# Assigned task:
Repeat the records below word for word and omit each image.

[Opening Dataset entries section]

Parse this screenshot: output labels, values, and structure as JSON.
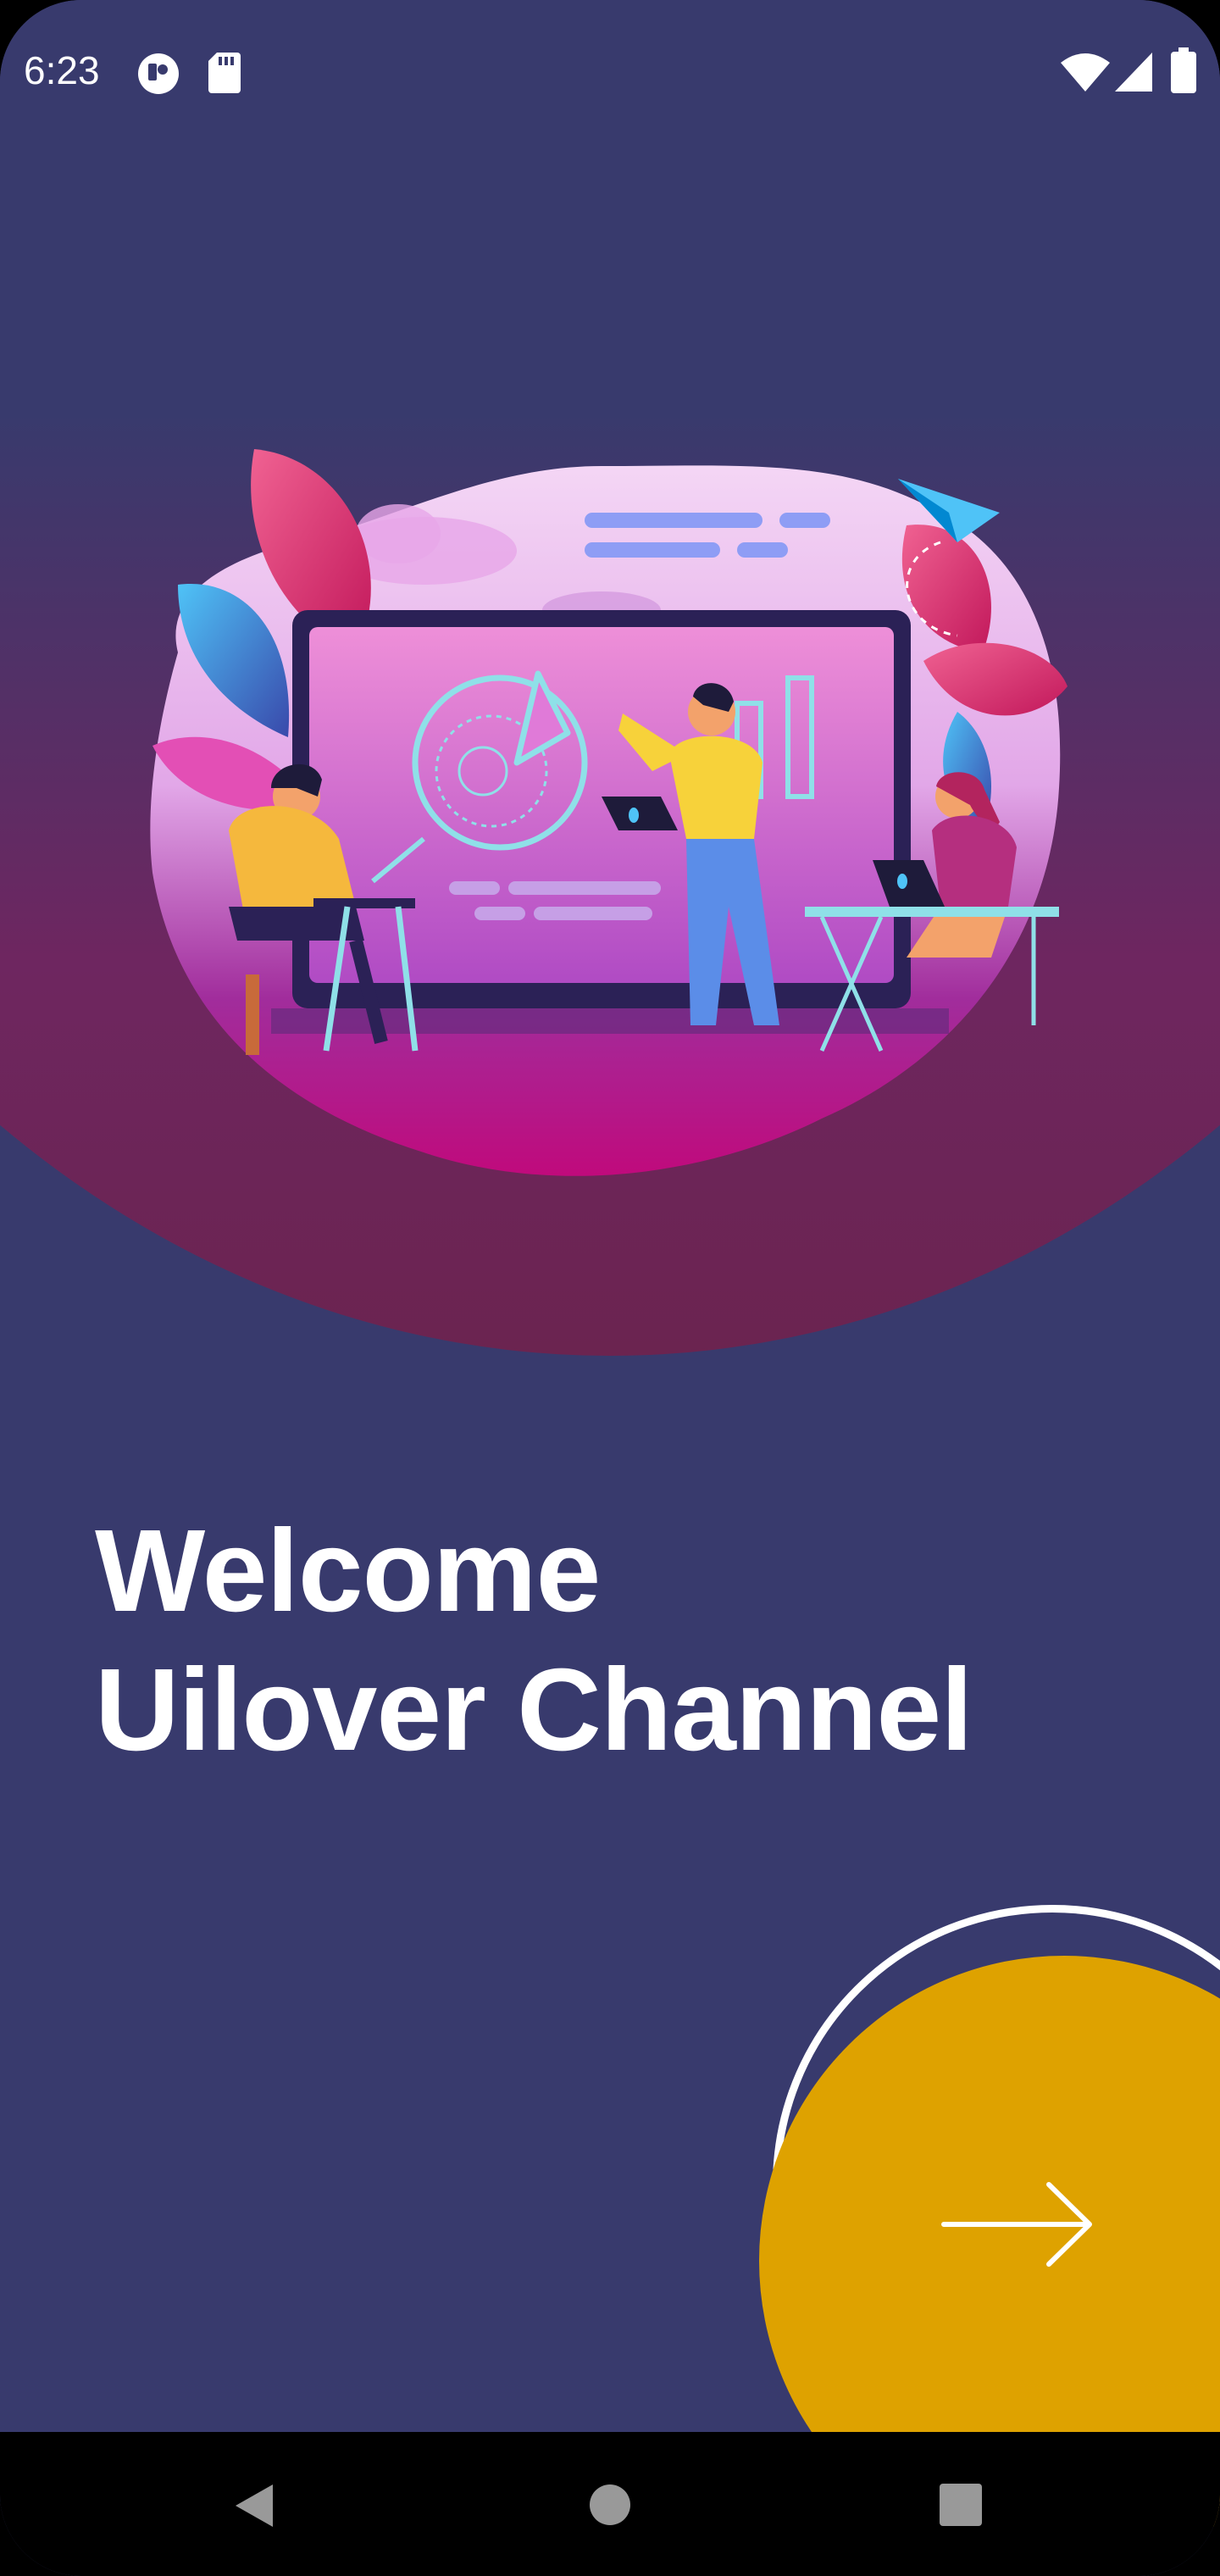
{
  "status_bar": {
    "time": "6:23",
    "left_icons": [
      "notification-app-icon",
      "sd-card-icon"
    ],
    "right_icons": [
      "wifi-icon",
      "cell-signal-icon",
      "battery-icon"
    ]
  },
  "hero": {
    "illustration": "team-presentation-illustration"
  },
  "welcome": {
    "line1": "Welcome",
    "line2": "Uilover Channel"
  },
  "next_button": {
    "icon": "arrow-right-icon"
  },
  "nav_bar": {
    "buttons": [
      "back-icon",
      "home-icon",
      "recents-icon"
    ]
  },
  "colors": {
    "background": "#383a6d",
    "accent": "#dea200",
    "arc_bottom": "#6e2660",
    "text": "#ffffff"
  }
}
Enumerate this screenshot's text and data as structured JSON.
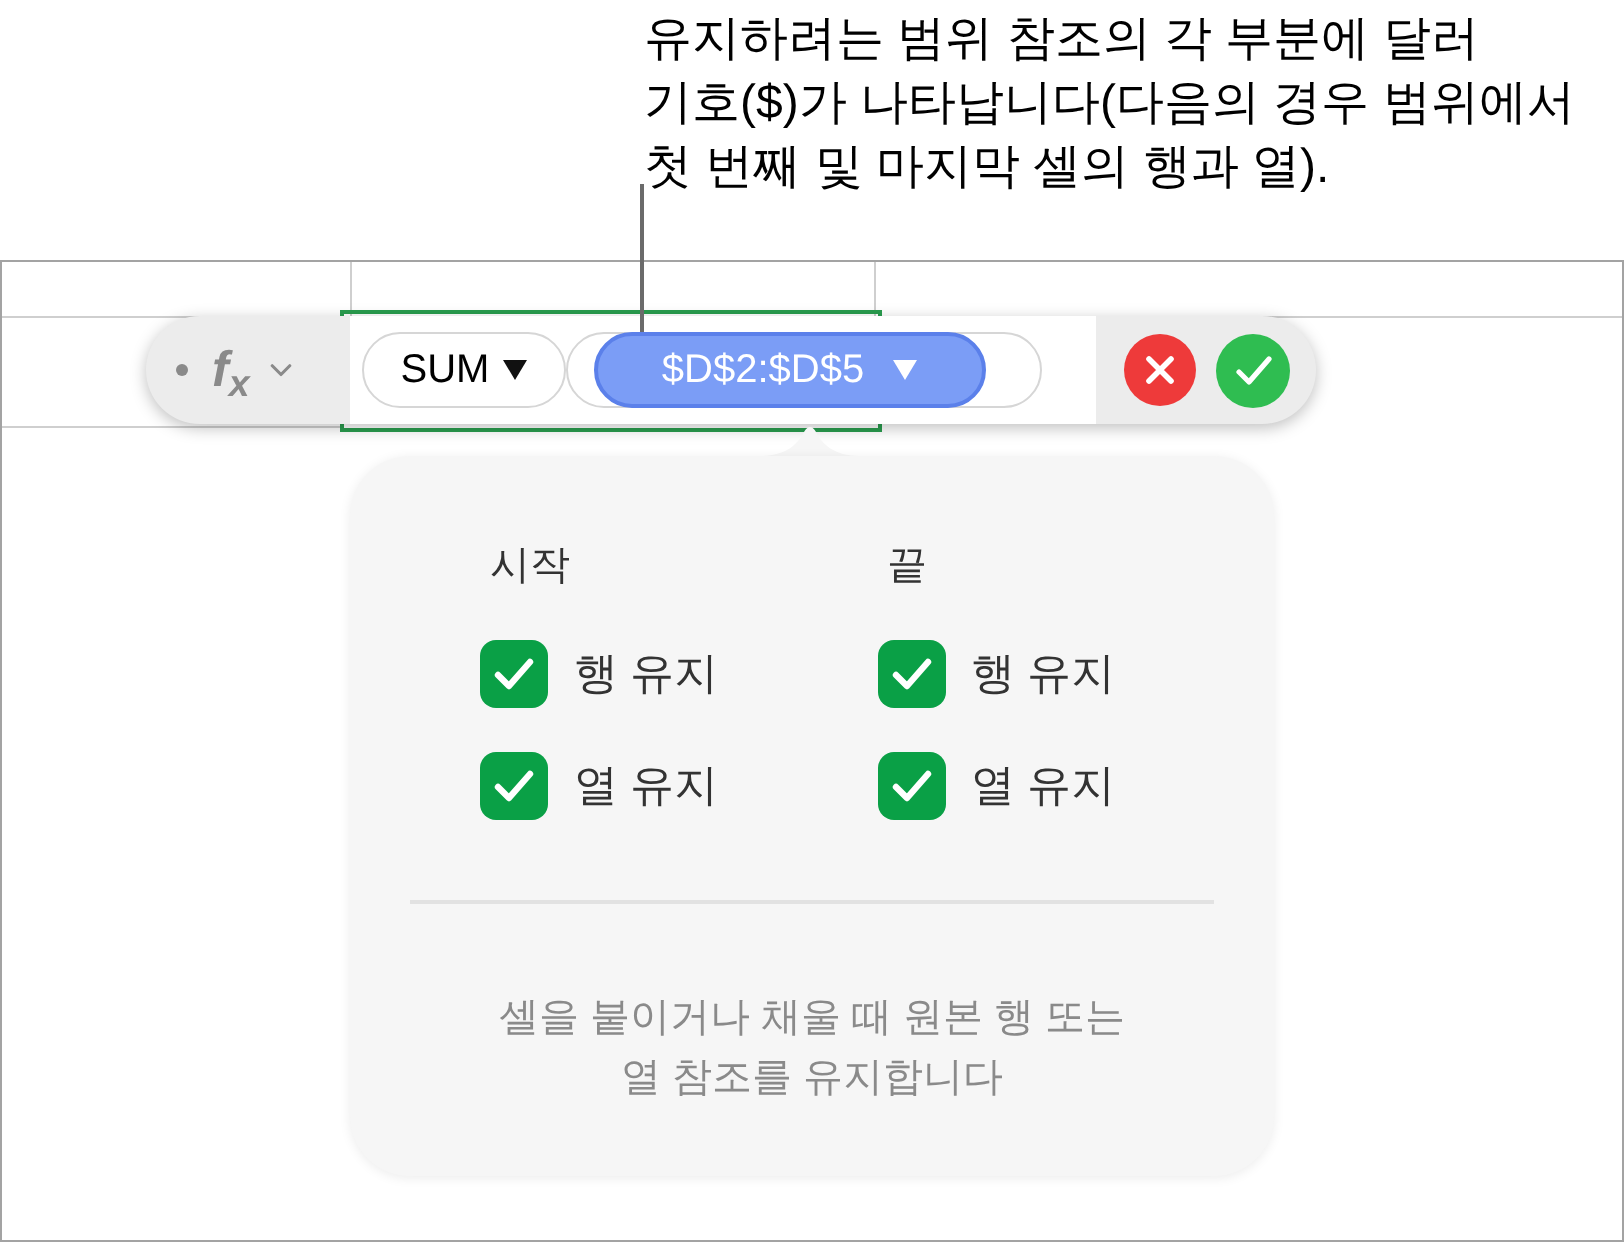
{
  "callout": {
    "lines": [
      "유지하려는 범위 참조의 각 부분에 달러",
      "기호($)가 나타납니다(다음의 경우 범위에서",
      "첫 번째 및 마지막 셀의 행과 열)."
    ]
  },
  "formula_bar": {
    "formula_icon": "f$_{x}$",
    "function": "SUM",
    "range": "$D$2:$D$5"
  },
  "popover": {
    "groups": [
      {
        "heading": "시작",
        "options": [
          {
            "label": "행 유지",
            "checked": true
          },
          {
            "label": "열 유지",
            "checked": true
          }
        ]
      },
      {
        "heading": "끝",
        "options": [
          {
            "label": "행 유지",
            "checked": true
          },
          {
            "label": "열 유지",
            "checked": true
          }
        ]
      }
    ],
    "note": {
      "lines": [
        "셀을 붙이거나 채울 때 원본 행 또는",
        "열 참조를 유지합니다"
      ]
    }
  }
}
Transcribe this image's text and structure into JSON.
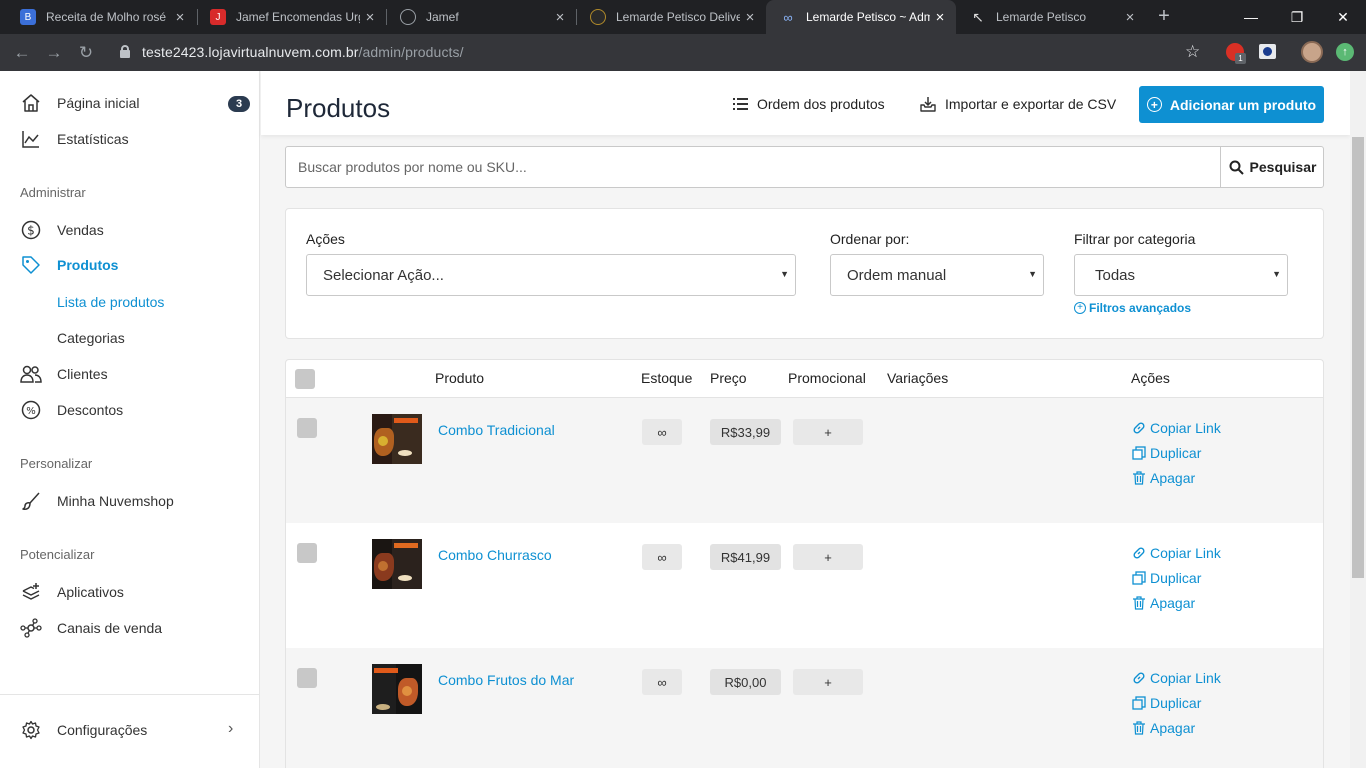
{
  "browser": {
    "tabs": [
      {
        "title": "Receita de Molho rosé",
        "favicon": "blogger-icon",
        "color": "#3b6fd8"
      },
      {
        "title": "Jamef Encomendas Urg",
        "favicon": "jamef-icon",
        "color": "#d82b2b"
      },
      {
        "title": "Jamef",
        "favicon": "globe-icon",
        "color": "#9aa0a6"
      },
      {
        "title": "Lemarde Petisco Delive",
        "favicon": "store-icon",
        "color": "#b08a2a"
      },
      {
        "title": "Lemarde Petisco ~ Adm",
        "favicon": "nuvemshop-icon",
        "color": "#8ab4f8"
      },
      {
        "title": "Lemarde Petisco",
        "favicon": "store-icon",
        "color": "#111111"
      }
    ],
    "url_host": "teste2423.lojavirtualnuvem.com.br",
    "url_path": "/admin/products/",
    "extension_badge": "1"
  },
  "sidebar": {
    "home": "Página inicial",
    "home_badge": "3",
    "stats": "Estatísticas",
    "section_admin": "Administrar",
    "sales": "Vendas",
    "products": "Produtos",
    "product_list": "Lista de produtos",
    "categories": "Categorias",
    "clients": "Clientes",
    "discounts": "Descontos",
    "section_customize": "Personalizar",
    "my_store": "Minha Nuvemshop",
    "section_boost": "Potencializar",
    "apps": "Aplicativos",
    "sales_channels": "Canais de venda",
    "settings": "Configurações"
  },
  "header": {
    "title": "Produtos",
    "order_link": "Ordem dos produtos",
    "import_link": "Importar e exportar de CSV",
    "add_button": "Adicionar um produto"
  },
  "search": {
    "placeholder": "Buscar produtos por nome ou SKU...",
    "button": "Pesquisar"
  },
  "filters": {
    "actions_label": "Ações",
    "actions_value": "Selecionar Ação...",
    "sort_label": "Ordenar por:",
    "sort_value": "Ordem manual",
    "category_label": "Filtrar por categoria",
    "category_value": "Todas",
    "advanced": "Filtros avançados"
  },
  "table": {
    "columns": {
      "product": "Produto",
      "stock": "Estoque",
      "price": "Preço",
      "promo": "Promocional",
      "variations": "Variações",
      "actions": "Ações"
    },
    "rows": [
      {
        "name": "Combo Tradicional",
        "stock": "∞",
        "price": "R$33,99",
        "promo": "+"
      },
      {
        "name": "Combo Churrasco",
        "stock": "∞",
        "price": "R$41,99",
        "promo": "+"
      },
      {
        "name": "Combo Frutos do Mar",
        "stock": "∞",
        "price": "R$0,00",
        "promo": "+"
      }
    ],
    "row_actions": {
      "copy": "Copiar Link",
      "duplicate": "Duplicar",
      "delete": "Apagar"
    }
  },
  "colors": {
    "accent": "#0e90d2",
    "sidebar_badge": "#2b3b50"
  }
}
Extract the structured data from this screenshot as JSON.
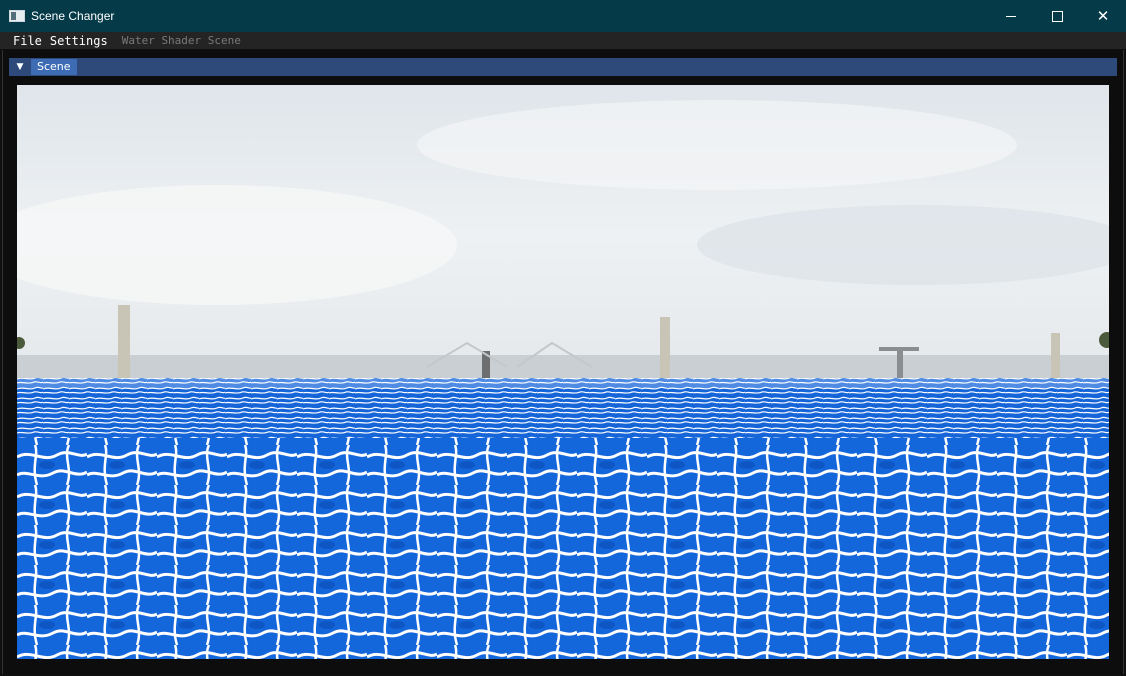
{
  "window": {
    "title": "Scene Changer",
    "icon": "app-window-icon",
    "controls": {
      "minimize": "minimize-icon",
      "maximize": "maximize-icon",
      "close": "close-icon"
    }
  },
  "menubar": {
    "items": [
      "File",
      "Settings"
    ],
    "current_scene": "Water Shader Scene"
  },
  "panel": {
    "tab_label": "Scene",
    "collapse_icon": "collapse-arrow-icon"
  },
  "viewport": {
    "content": "water-shader-render",
    "colors": {
      "sky": "#e6ecef",
      "water": "#1468dc",
      "caustics": "#ffffff"
    }
  }
}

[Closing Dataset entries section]

# Response to this task:
Parse this screenshot: output labels, values, and structure as JSON.
{
  "status_bar": {
    "time": "6:23",
    "left_icons": [
      "notification-app-icon",
      "sd-card-icon"
    ],
    "right_icons": [
      "wifi-icon",
      "cell-signal-icon",
      "battery-icon"
    ]
  },
  "hero": {
    "illustration": "team-presentation-illustration"
  },
  "welcome": {
    "line1": "Welcome",
    "line2": "Uilover Channel"
  },
  "next_button": {
    "icon": "arrow-right-icon"
  },
  "nav_bar": {
    "buttons": [
      "back-icon",
      "home-icon",
      "recents-icon"
    ]
  },
  "colors": {
    "background": "#383a6d",
    "accent": "#dea200",
    "arc_bottom": "#6e2660",
    "text": "#ffffff"
  }
}
Enumerate this screenshot's text and data as structured JSON.
{
  "callout": {
    "lines": [
      "유지하려는 범위 참조의 각 부분에 달러",
      "기호($)가 나타납니다(다음의 경우 범위에서",
      "첫 번째 및 마지막 셀의 행과 열)."
    ]
  },
  "formula_bar": {
    "formula_icon": "f$_{x}$",
    "function": "SUM",
    "range": "$D$2:$D$5"
  },
  "popover": {
    "groups": [
      {
        "heading": "시작",
        "options": [
          {
            "label": "행 유지",
            "checked": true
          },
          {
            "label": "열 유지",
            "checked": true
          }
        ]
      },
      {
        "heading": "끝",
        "options": [
          {
            "label": "행 유지",
            "checked": true
          },
          {
            "label": "열 유지",
            "checked": true
          }
        ]
      }
    ],
    "note": {
      "lines": [
        "셀을 붙이거나 채울 때 원본 행 또는",
        "열 참조를 유지합니다"
      ]
    }
  }
}
Transcribe this image's text and structure into JSON.
{
  "browser": {
    "tabs": [
      {
        "title": "Receita de Molho rosé",
        "favicon": "blogger-icon",
        "color": "#3b6fd8"
      },
      {
        "title": "Jamef Encomendas Urg",
        "favicon": "jamef-icon",
        "color": "#d82b2b"
      },
      {
        "title": "Jamef",
        "favicon": "globe-icon",
        "color": "#9aa0a6"
      },
      {
        "title": "Lemarde Petisco Delive",
        "favicon": "store-icon",
        "color": "#b08a2a"
      },
      {
        "title": "Lemarde Petisco ~ Adm",
        "favicon": "nuvemshop-icon",
        "color": "#8ab4f8"
      },
      {
        "title": "Lemarde Petisco",
        "favicon": "store-icon",
        "color": "#111111"
      }
    ],
    "url_host": "teste2423.lojavirtualnuvem.com.br",
    "url_path": "/admin/products/",
    "extension_badge": "1"
  },
  "sidebar": {
    "home": "Página inicial",
    "home_badge": "3",
    "stats": "Estatísticas",
    "section_admin": "Administrar",
    "sales": "Vendas",
    "products": "Produtos",
    "product_list": "Lista de produtos",
    "categories": "Categorias",
    "clients": "Clientes",
    "discounts": "Descontos",
    "section_customize": "Personalizar",
    "my_store": "Minha Nuvemshop",
    "section_boost": "Potencializar",
    "apps": "Aplicativos",
    "sales_channels": "Canais de venda",
    "settings": "Configurações"
  },
  "header": {
    "title": "Produtos",
    "order_link": "Ordem dos produtos",
    "import_link": "Importar e exportar de CSV",
    "add_button": "Adicionar um produto"
  },
  "search": {
    "placeholder": "Buscar produtos por nome ou SKU...",
    "button": "Pesquisar"
  },
  "filters": {
    "actions_label": "Ações",
    "actions_value": "Selecionar Ação...",
    "sort_label": "Ordenar por:",
    "sort_value": "Ordem manual",
    "category_label": "Filtrar por categoria",
    "category_value": "Todas",
    "advanced": "Filtros avançados"
  },
  "table": {
    "columns": {
      "product": "Produto",
      "stock": "Estoque",
      "price": "Preço",
      "promo": "Promocional",
      "variations": "Variações",
      "actions": "Ações"
    },
    "rows": [
      {
        "name": "Combo Tradicional",
        "stock": "∞",
        "price": "R$33,99",
        "promo": "+"
      },
      {
        "name": "Combo Churrasco",
        "stock": "∞",
        "price": "R$41,99",
        "promo": "+"
      },
      {
        "name": "Combo Frutos do Mar",
        "stock": "∞",
        "price": "R$0,00",
        "promo": "+"
      }
    ],
    "row_actions": {
      "copy": "Copiar Link",
      "duplicate": "Duplicar",
      "delete": "Apagar"
    }
  },
  "colors": {
    "accent": "#0e90d2",
    "sidebar_badge": "#2b3b50"
  }
}
Extract the structured data from this screenshot as JSON.
{
  "window": {
    "title": "Scene Changer",
    "icon": "app-window-icon",
    "controls": {
      "minimize": "minimize-icon",
      "maximize": "maximize-icon",
      "close": "close-icon"
    }
  },
  "menubar": {
    "items": [
      "File",
      "Settings"
    ],
    "current_scene": "Water Shader Scene"
  },
  "panel": {
    "tab_label": "Scene",
    "collapse_icon": "collapse-arrow-icon"
  },
  "viewport": {
    "content": "water-shader-render",
    "colors": {
      "sky": "#e6ecef",
      "water": "#1468dc",
      "caustics": "#ffffff"
    }
  }
}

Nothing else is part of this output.